Pictures aside, each record should be reproduced exactly.
*** Opening of Given records ***
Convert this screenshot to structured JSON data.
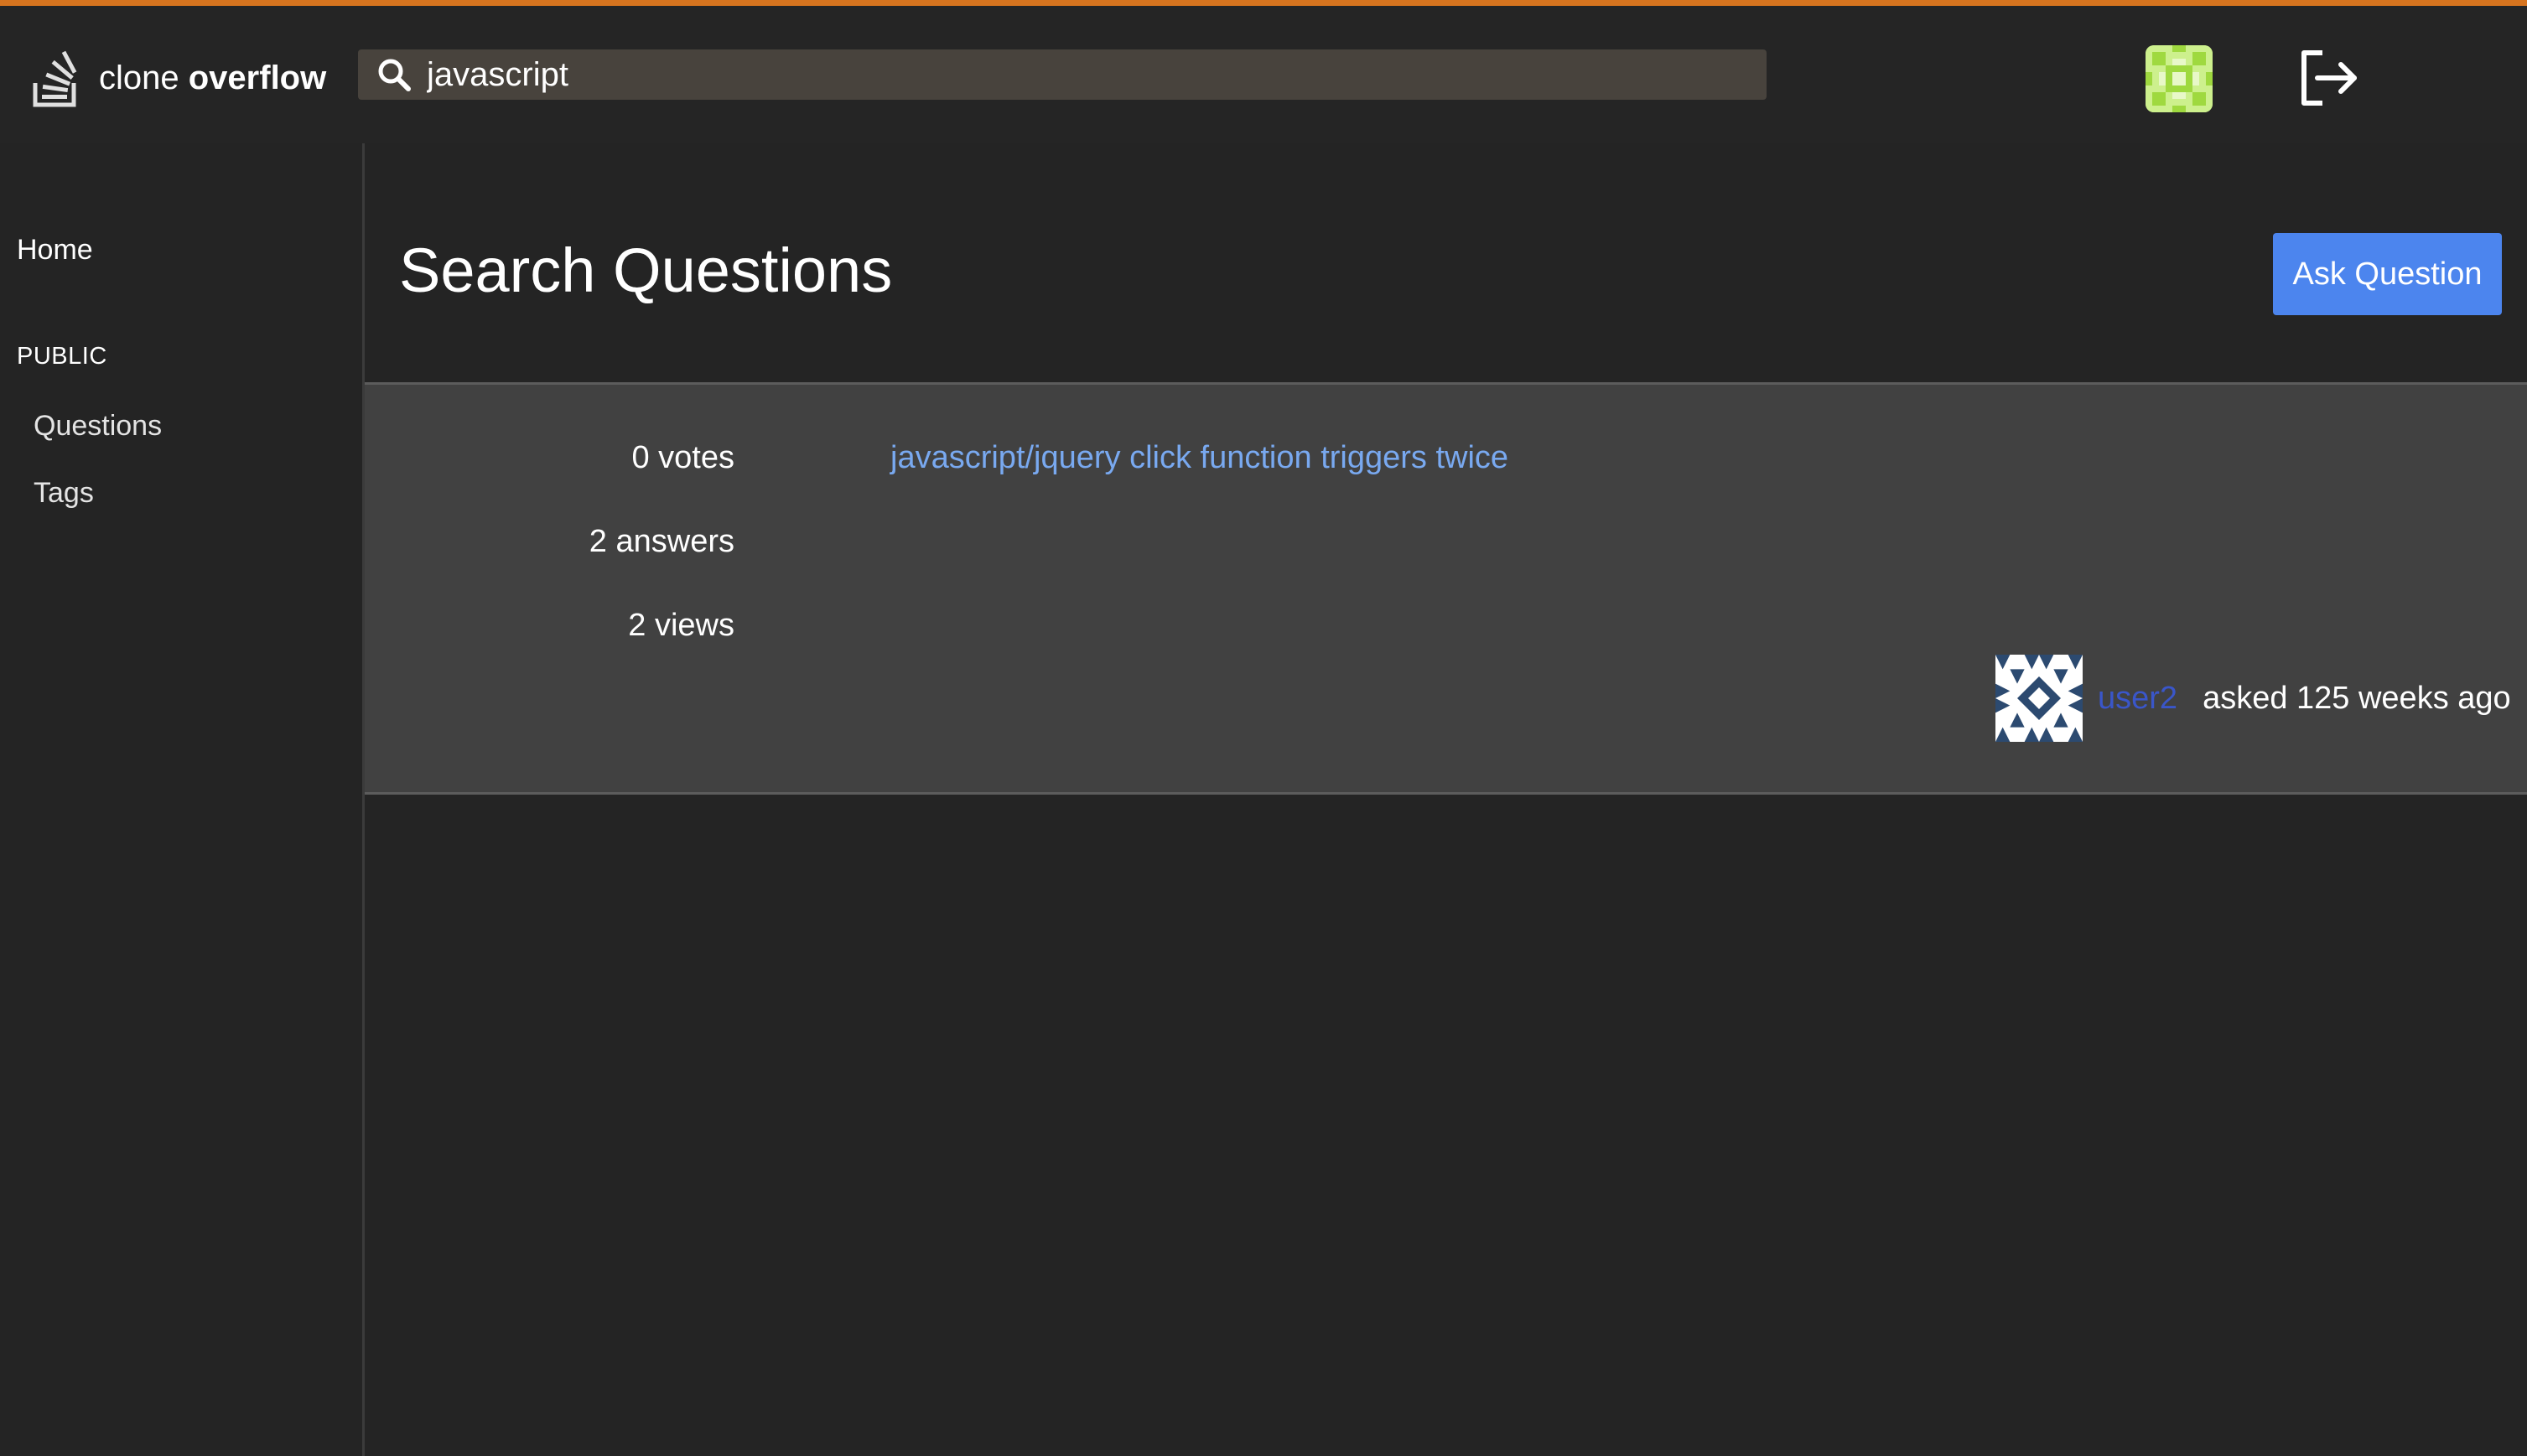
{
  "app": {
    "name_light": "clone",
    "name_bold": "overflow"
  },
  "search": {
    "value": "javascript"
  },
  "sidebar": {
    "home": "Home",
    "section": "PUBLIC",
    "items": [
      "Questions",
      "Tags"
    ]
  },
  "page": {
    "title": "Search Questions",
    "ask_button": "Ask Question"
  },
  "questions": [
    {
      "votes": "0 votes",
      "answers": "2 answers",
      "views": "2 views",
      "title": "javascript/jquery click function triggers twice",
      "user": "user2",
      "asked": "asked 125 weeks ago"
    }
  ],
  "colors": {
    "accent": "#d6741f",
    "link": "#79a9f0",
    "button": "#4c85ee",
    "user_link": "#3a56c9",
    "background": "#242424",
    "row": "#414141"
  },
  "icons": [
    "stack-logo-icon",
    "search-icon",
    "user-avatar-icon",
    "logout-icon"
  ]
}
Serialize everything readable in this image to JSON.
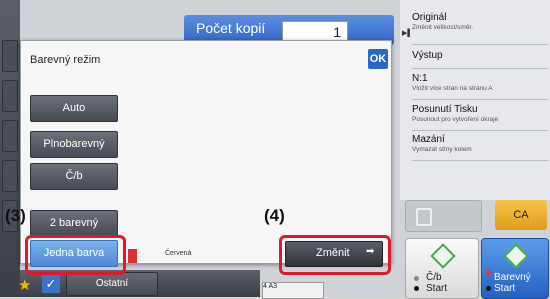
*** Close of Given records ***
Exercise output |
Convert this screenshot to structured JSON data.
{
  "app": {
    "name_light": "clone",
    "name_bold": "overflow"
  },
  "search": {
    "value": "javascript"
  },
  "sidebar": {
    "home": "Home",
    "section": "PUBLIC",
    "items": [
      "Questions",
      "Tags"
    ]
  },
  "page": {
    "title": "Search Questions",
    "ask_button": "Ask Question"
  },
  "questions": [
    {
      "votes": "0 votes",
      "answers": "2 answers",
      "views": "2 views",
      "title": "javascript/jquery click function triggers twice",
      "user": "user2",
      "asked": "asked 125 weeks ago"
    }
  ],
  "colors": {
    "accent": "#d6741f",
    "link": "#79a9f0",
    "button": "#4c85ee",
    "user_link": "#3a56c9",
    "background": "#242424",
    "row": "#414141"
  },
  "icons": [
    "stack-logo-icon",
    "search-icon",
    "user-avatar-icon",
    "logout-icon"
  ]
}
Serialize everything readable in this image to JSON.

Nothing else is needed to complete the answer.